(Stored entries)

[Start of section]

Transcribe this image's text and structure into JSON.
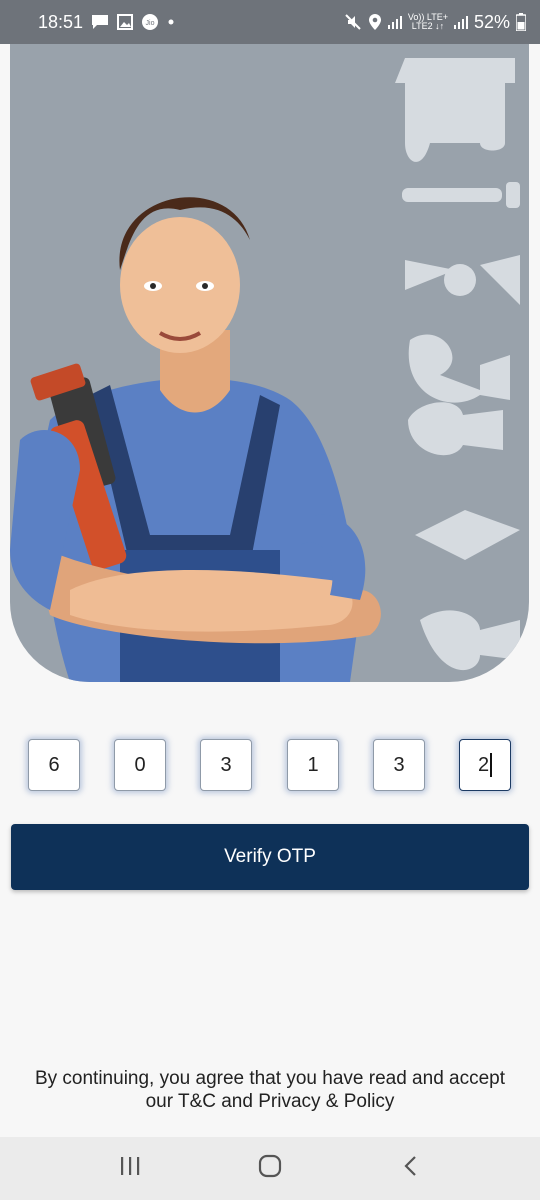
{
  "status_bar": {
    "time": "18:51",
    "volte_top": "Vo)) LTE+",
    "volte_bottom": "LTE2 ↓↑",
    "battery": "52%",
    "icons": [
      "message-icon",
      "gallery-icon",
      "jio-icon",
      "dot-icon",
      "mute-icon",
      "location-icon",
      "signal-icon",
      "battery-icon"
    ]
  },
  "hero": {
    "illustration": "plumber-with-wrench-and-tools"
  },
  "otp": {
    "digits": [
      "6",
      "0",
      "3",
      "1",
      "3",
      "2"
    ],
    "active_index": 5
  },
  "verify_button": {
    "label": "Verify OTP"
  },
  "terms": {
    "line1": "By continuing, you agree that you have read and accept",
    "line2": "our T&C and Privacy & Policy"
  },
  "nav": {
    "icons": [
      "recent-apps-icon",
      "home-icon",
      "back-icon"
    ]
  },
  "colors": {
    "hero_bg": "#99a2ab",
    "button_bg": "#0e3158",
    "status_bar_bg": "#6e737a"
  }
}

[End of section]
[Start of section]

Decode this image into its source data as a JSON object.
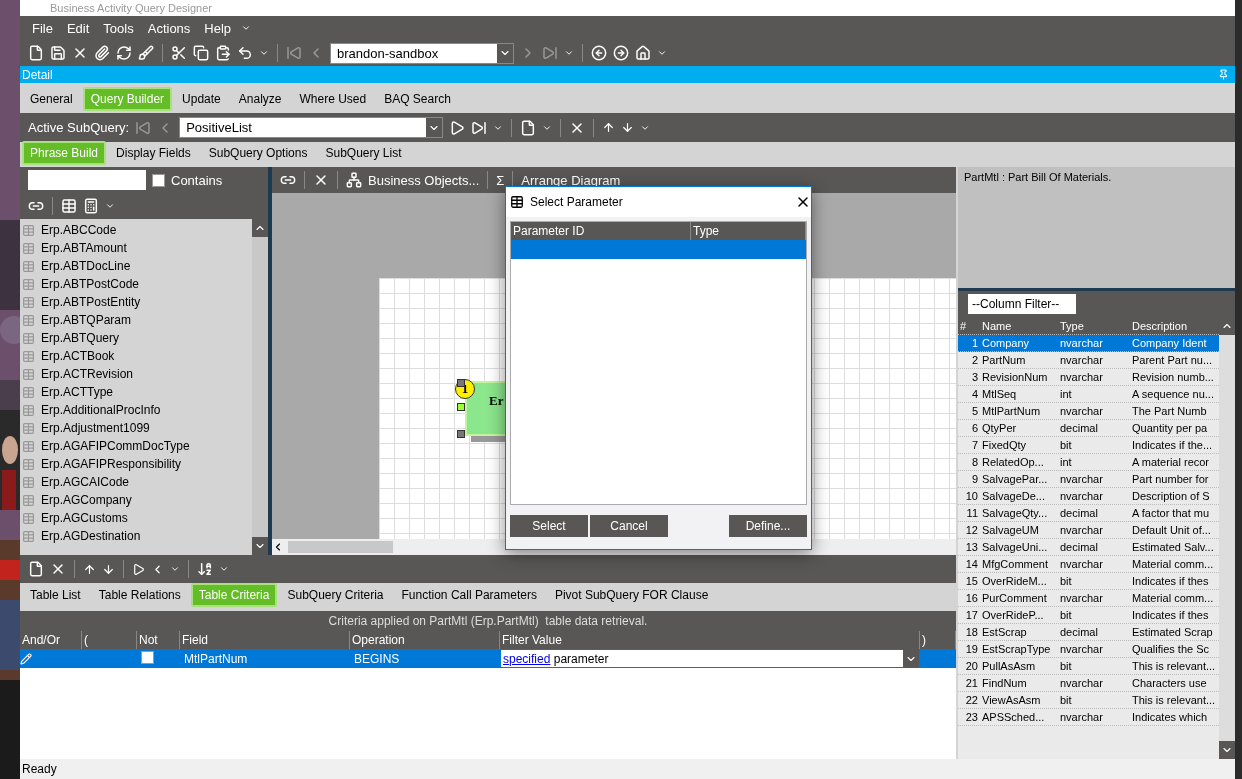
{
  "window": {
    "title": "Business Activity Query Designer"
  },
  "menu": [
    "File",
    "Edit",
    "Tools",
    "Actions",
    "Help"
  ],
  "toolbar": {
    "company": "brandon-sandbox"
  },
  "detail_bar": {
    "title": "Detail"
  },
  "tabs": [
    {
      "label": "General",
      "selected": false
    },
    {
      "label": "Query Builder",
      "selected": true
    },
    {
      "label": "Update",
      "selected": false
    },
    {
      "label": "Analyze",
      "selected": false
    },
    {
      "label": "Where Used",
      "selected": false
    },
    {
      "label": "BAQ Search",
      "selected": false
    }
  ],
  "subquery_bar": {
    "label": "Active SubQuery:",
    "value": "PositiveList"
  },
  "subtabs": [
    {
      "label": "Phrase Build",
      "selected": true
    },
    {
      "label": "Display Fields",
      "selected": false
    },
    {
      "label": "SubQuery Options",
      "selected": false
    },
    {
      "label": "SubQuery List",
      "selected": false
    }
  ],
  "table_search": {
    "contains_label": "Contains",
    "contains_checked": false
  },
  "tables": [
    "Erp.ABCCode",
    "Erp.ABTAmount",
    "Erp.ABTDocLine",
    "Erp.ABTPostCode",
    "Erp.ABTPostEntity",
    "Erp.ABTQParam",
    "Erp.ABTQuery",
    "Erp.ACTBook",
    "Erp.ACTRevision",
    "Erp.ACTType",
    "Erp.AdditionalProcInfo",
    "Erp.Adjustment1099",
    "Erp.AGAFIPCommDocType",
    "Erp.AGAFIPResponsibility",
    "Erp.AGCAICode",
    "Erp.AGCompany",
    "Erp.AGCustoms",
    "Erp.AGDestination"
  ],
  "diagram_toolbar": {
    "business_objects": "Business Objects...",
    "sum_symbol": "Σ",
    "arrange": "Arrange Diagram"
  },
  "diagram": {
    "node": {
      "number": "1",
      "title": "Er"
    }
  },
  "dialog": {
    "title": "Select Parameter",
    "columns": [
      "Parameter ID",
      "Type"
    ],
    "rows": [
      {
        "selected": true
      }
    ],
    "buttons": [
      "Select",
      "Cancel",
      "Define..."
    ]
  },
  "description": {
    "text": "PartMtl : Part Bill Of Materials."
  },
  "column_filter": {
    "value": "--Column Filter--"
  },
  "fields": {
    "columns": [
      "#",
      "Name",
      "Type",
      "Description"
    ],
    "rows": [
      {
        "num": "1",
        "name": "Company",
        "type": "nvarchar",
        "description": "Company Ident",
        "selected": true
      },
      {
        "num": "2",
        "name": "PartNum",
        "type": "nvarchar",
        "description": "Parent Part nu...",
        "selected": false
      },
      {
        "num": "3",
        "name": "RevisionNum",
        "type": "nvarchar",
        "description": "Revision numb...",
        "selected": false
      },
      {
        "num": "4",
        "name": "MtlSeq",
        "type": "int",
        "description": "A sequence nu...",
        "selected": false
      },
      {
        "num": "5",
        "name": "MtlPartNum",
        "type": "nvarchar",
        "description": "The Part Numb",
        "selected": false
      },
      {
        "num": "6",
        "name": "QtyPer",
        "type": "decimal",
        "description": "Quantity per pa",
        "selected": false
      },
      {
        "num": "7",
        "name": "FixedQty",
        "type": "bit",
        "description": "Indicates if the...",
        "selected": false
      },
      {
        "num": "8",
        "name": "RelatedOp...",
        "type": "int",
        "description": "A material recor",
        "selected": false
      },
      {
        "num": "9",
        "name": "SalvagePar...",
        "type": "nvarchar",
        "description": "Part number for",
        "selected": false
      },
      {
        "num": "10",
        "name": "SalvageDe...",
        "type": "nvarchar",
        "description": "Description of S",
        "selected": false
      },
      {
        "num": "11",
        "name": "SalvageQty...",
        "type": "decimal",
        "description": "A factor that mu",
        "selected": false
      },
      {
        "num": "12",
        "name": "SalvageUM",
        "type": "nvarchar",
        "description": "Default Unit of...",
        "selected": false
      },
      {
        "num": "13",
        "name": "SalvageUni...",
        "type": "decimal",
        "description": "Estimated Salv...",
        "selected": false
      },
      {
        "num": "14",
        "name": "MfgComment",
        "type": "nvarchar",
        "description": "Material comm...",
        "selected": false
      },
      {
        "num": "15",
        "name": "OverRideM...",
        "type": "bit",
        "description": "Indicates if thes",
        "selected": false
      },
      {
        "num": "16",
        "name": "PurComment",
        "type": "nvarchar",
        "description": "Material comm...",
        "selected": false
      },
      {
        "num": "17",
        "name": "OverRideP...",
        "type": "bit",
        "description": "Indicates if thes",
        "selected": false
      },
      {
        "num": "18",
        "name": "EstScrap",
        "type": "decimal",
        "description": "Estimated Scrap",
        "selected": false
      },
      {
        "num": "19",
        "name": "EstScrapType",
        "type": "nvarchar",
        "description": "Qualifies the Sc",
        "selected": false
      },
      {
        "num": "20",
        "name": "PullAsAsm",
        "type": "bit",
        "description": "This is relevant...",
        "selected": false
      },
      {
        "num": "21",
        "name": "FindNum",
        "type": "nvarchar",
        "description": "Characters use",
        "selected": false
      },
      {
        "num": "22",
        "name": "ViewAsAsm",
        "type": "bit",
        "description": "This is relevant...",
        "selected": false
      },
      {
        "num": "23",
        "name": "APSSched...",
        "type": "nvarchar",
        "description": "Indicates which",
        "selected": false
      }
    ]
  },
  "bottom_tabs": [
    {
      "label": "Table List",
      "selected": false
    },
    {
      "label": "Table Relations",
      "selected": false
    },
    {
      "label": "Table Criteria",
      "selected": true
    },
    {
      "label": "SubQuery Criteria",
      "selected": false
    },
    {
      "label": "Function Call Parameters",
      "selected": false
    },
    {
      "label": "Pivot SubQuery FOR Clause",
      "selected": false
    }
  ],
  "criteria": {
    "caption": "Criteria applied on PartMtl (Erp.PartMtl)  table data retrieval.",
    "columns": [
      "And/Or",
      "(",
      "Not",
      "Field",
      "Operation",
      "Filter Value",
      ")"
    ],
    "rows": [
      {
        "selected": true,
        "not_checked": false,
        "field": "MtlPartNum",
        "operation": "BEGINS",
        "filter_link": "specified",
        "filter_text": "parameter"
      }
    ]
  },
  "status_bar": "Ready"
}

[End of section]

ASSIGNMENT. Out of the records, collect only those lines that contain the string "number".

RESULT OF THIS TASK.
      "number": "1",
        "description": "Part number for",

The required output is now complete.